Michael Kors will be acquiring 20 percent of Versace ownership from private equity giant Blackstone and the other 80 percent from the Versace family. Current Versace creative director, Donatella Versace, and her brother, company chairman Santo Versace, will remain in their executive roles after the acquisition.
After the deal closes, the united company will change its name from Michael Kors Holdings Limited to Capri Holdings Limited. Coach pursued a similar rebranding last year when it changed its holding company name from Coach to Tapestry following its acquisition of Kate Spade and Stuart Weitzman.
The name change is part of Michael Kors’ long-term strategy to broaden its brand offerings, particularly in the high-end market. Last year, the company acquired British luxury shoemaker Jimmy Choo for a whopping $1.2 billion.

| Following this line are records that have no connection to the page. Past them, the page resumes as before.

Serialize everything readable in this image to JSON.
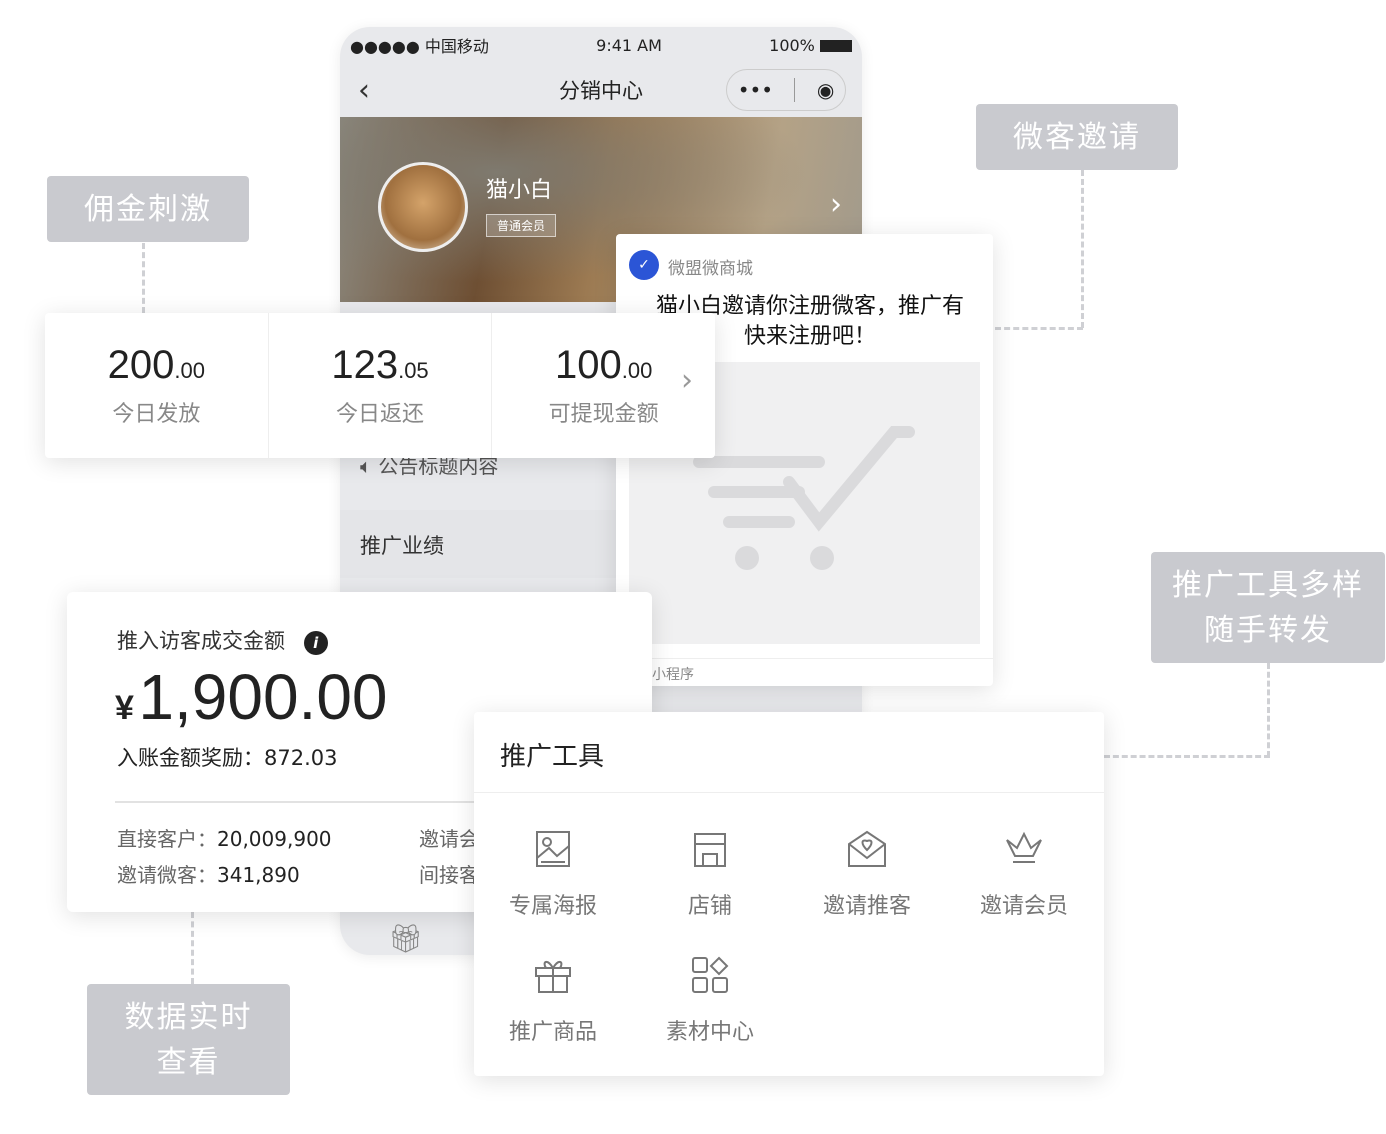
{
  "tags": {
    "commission": "佣金刺激",
    "invite": "微客邀请",
    "tools": [
      "推广工具多样",
      "随手转发"
    ],
    "realtime": [
      "数据实时",
      "查看"
    ]
  },
  "phone": {
    "carrier": "●●●●● 中国移动",
    "time": "9:41 AM",
    "battery": "100%",
    "title": "分销中心",
    "user_name": "猫小白",
    "member_badge": "普通会员",
    "announcement": "公告标题内容",
    "section": "推广业绩"
  },
  "stats": [
    {
      "int": "200",
      "dec": ".00",
      "label": "今日发放"
    },
    {
      "int": "123",
      "dec": ".05",
      "label": "今日返还"
    },
    {
      "int": "100",
      "dec": ".00",
      "label": "可提现金额"
    }
  ],
  "share": {
    "app_name": "微盟微商城",
    "message_line1": "猫小白邀请你注册微客，推广有",
    "message_line2": "快来注册吧！",
    "footer": "小程序",
    "brand_color": "#2b55d6"
  },
  "sales": {
    "title": "推入访客成交金额",
    "currency": "¥",
    "amount": "1,900.00",
    "reward_label": "入账金额奖励：",
    "reward": "872.03",
    "rows": [
      {
        "label": "直接客户：",
        "value": "20,009,900"
      },
      {
        "label": "邀请微客：",
        "value": "341,890"
      }
    ],
    "right_labels": [
      "邀请会",
      "间接客"
    ]
  },
  "tools": {
    "title": "推广工具",
    "items": [
      {
        "label": "专属海报",
        "icon": "poster-icon"
      },
      {
        "label": "店铺",
        "icon": "store-icon"
      },
      {
        "label": "邀请推客",
        "icon": "invite-mail-icon"
      },
      {
        "label": "邀请会员",
        "icon": "crown-icon"
      },
      {
        "label": "推广商品",
        "icon": "gift-icon"
      },
      {
        "label": "素材中心",
        "icon": "grid-icon"
      }
    ]
  }
}
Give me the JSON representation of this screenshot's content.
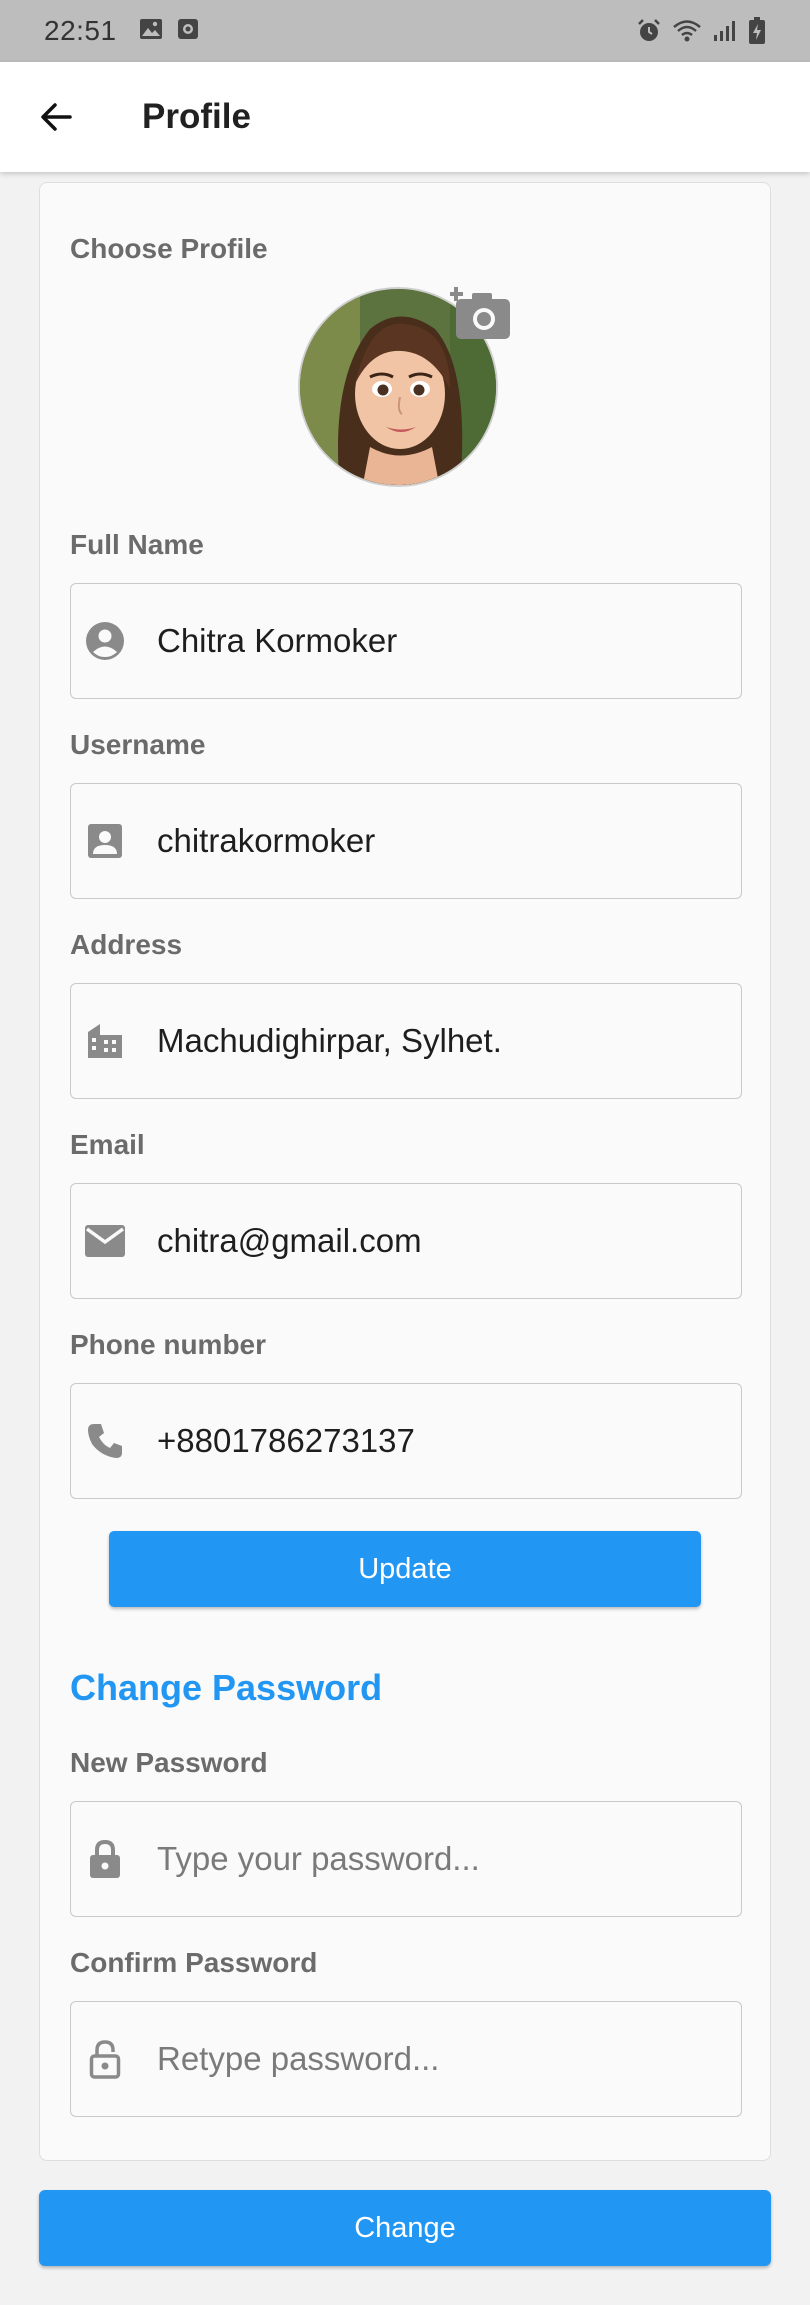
{
  "status_bar": {
    "time": "22:51",
    "icons": [
      "image-icon",
      "record-icon",
      "alarm-icon",
      "wifi-icon",
      "signal-icon",
      "battery-charging-icon"
    ]
  },
  "app_bar": {
    "title": "Profile",
    "back_icon": "arrow-left-icon"
  },
  "profile": {
    "choose_label": "Choose Profile",
    "camera_icon": "add-photo-camera-icon"
  },
  "fields": {
    "full_name": {
      "label": "Full Name",
      "value": "Chitra Kormoker",
      "icon": "account-circle-icon"
    },
    "username": {
      "label": "Username",
      "value": "chitrakormoker",
      "icon": "contact-badge-icon"
    },
    "address": {
      "label": "Address",
      "value": "Machudighirpar, Sylhet.",
      "icon": "building-icon"
    },
    "email": {
      "label": "Email",
      "value": "chitra@gmail.com",
      "icon": "mail-icon"
    },
    "phone": {
      "label": "Phone number",
      "value": "+8801786273137",
      "icon": "phone-icon"
    }
  },
  "update_button": "Update",
  "change_password": {
    "heading": "Change Password",
    "new_label": "New Password",
    "new_placeholder": "Type your password...",
    "confirm_label": "Confirm Password",
    "confirm_placeholder": "Retype password..."
  },
  "change_button": "Change",
  "colors": {
    "accent": "#2196f3",
    "label_gray": "#6b6b6b",
    "status_bar": "#bdbdbd",
    "icon_gray": "#8a8a8a"
  }
}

To most average shoppers, the corporate relationships between different brands are not nearly as important as the products they sell. However, for loyal luxury brand followers, being acquired by an affordable fashion company like Michael Kors could be seen as damaging to the brand’s legacy and exclusivity.
“Stay away from Versace,” one person commented under a Michael Kors’ Twitter post on Monday.
“Keep your hands off Gianni [Versace]’s legacy. You stick to your own boring clothes,” wrote another Twitter user.
Milan-based Versace was founded in 1978 by Italian fashion designer Gianni Versace. After his death in 1997, his sister Donatella Versace took over as the brand’s chief designer.
Fashion industry insiders say deals like Versace are too good for Michael Kors to miss, but, in order to retain its appeal to customers, Michael Kors needs to basically keep the brand as is after its acquisition.
“It’s important that Michael Kors doesn’t change the experience of Versace,” Coye Nokes, a merger and acquisition consultant with management consulting firm OC&C and a fashion entrepreneur, told Observer.
“It’s a cheaper brand that owns a luxury brand. That luxury brand—its experience and products—needs to be intact,” she explained. “Most consumers are unaware [of] the corporate relationships between different brands, but consumers will notice when something starts to suffer—if there is a decline in quality, for example.”
In any case, the Versace family seems perfectly happy with the sale.
“It has been more than 20 years since I took over the company along with my brother Santo and daughter Allegra,” Donatella Versace said in a news release on Tuesday. “I am proud that Versace remains very strong in both fashion and modern culture.”
Under the deal agreement, Donatella Versace, her brother and her daughter will receive 150 million euros (about $177 million) worth of shares in the merged company, in addition to cash proceeds.